I've had the privilege to accompany my aunt for none of those reasons. I know because I asked for it and had no knowledge of the aforementioned shenanigans; not until I myself became one of the neighbours who'd only stare. I used to wait patiently for the rotating clothes in the machine to come out as I'd already guaranteed my going up. She too had enjoyed my company and started to tell me beforehand of the upcoming missions. If the Japanese had their Tsukimi, I had my own laundry-viewing. The only difference was my aunt: a human maker, as opposed to the natural set of the moon.
One day, it was unusually late. We'd managed the habit of doing laundry in the daytime. This time it was around 11 P.M. late autumn. Our lovely neighbours wouldn't have the chance to steal a glimpse in that night. We could barely see each other thanks to the waning light of moon. Midway through our talks (I couldn't enjoy the viewing, so we talked instead) I looked down and saw a lizard-like shape, extremely bent to emulate Ouroboros. As an eight-year old city boy, my initial reaction was one of panic and estrangement; first one was physical (I ran in circles and screamed) and the latter mental (I wondered how could my aunt let that happen). As I ran in my circular frenzy, the shape kept on following me in the same manner like an absurd ballet. The scene lasted for seconds as my aunt's initial reaction resembled mine (Only physically and minus the ballet). She took me by the hand and we ran down the stairs and I stopped looking downward, lest I see the damned creature once again. I can't recall who went back up and resumed the hanging. He was certainly one of the uncles.

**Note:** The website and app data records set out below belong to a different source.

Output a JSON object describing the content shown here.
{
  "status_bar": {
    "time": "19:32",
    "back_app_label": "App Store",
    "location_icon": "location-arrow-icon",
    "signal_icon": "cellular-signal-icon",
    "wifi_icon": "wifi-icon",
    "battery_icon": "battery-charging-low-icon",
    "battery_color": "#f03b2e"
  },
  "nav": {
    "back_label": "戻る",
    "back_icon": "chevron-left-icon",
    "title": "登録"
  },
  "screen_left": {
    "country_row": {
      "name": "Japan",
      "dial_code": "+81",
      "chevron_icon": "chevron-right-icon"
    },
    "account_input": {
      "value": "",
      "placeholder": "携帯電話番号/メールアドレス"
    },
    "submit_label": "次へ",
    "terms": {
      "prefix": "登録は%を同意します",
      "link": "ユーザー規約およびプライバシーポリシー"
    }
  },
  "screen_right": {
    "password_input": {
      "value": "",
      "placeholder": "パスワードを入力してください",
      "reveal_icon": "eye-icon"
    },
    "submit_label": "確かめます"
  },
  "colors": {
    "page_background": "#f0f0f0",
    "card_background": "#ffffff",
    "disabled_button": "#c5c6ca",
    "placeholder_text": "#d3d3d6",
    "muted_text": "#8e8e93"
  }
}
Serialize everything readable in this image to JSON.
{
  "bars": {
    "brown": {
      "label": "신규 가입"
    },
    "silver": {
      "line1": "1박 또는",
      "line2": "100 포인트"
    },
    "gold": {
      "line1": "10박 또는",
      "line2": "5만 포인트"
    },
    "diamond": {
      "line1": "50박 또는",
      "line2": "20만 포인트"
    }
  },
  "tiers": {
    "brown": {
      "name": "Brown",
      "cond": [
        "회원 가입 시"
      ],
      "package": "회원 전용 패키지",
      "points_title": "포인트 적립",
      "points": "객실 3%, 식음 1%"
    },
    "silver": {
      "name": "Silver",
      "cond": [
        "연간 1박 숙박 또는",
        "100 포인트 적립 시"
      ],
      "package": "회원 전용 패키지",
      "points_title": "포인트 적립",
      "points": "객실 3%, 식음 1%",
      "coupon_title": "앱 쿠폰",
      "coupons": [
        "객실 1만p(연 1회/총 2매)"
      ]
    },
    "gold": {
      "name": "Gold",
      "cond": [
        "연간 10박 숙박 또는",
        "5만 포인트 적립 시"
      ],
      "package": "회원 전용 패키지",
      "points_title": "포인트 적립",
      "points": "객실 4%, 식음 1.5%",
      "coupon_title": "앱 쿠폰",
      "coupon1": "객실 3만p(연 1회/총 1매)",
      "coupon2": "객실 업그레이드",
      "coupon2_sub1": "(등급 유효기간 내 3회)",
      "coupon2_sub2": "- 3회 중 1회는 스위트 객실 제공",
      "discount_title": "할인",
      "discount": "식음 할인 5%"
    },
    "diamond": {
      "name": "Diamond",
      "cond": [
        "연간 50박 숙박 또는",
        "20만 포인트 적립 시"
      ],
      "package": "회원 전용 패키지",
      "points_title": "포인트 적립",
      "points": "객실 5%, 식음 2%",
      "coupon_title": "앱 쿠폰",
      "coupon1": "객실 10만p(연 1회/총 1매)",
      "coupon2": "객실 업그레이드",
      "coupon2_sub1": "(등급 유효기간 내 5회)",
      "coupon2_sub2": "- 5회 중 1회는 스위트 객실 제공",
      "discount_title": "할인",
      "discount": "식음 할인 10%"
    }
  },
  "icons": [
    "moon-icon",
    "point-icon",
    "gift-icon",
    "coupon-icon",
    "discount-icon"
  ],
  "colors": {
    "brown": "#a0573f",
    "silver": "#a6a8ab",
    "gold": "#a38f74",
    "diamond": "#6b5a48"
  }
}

My love for my aunt grew that night. Had it been one of my uncles, he would've either told me to shut up/man up or accused me of imagining things (Which probably was the case – a hanging cloth at the hem of my pants or some reflection of the moonlight). My aunts instantly believed me and reacted accordingly, and if she didn't believe me, she'd scream anyway because that's how one should react if anyone else screamed in the dark and ran away from something. My initial estrangement was transformed into a greater love. Yes, our loved older people cannot always protect us from the world, and they may fear the outcome as we do, and we should all unite in our horror and screams.
As a Law student, aunt Hanan introduced me to Plato and Aristotle. I was 10. She thought, I presume, she was entitled to explain to me why she locked herself up for hours, studying and studying. She might've caught the roaming questions around my head, questioning why anyone should do that.
I love my aunt because I love myself and she resembles me. That's how I see it, I love people and admire them deeply only when they meticulously mirror my temperament and Weltanschauung (Well, I love German). As a mother, aunt Hanan named her youngest daughter Rama. In Arabic, some say it's related to the Kaaba, its ground or engraving, or, to a lesser extent, it refers to a green land of sorts. It remains a controversial 21st century baby name as it also refers to the Hindu god. You can count on a former Law student for a whiff of irony.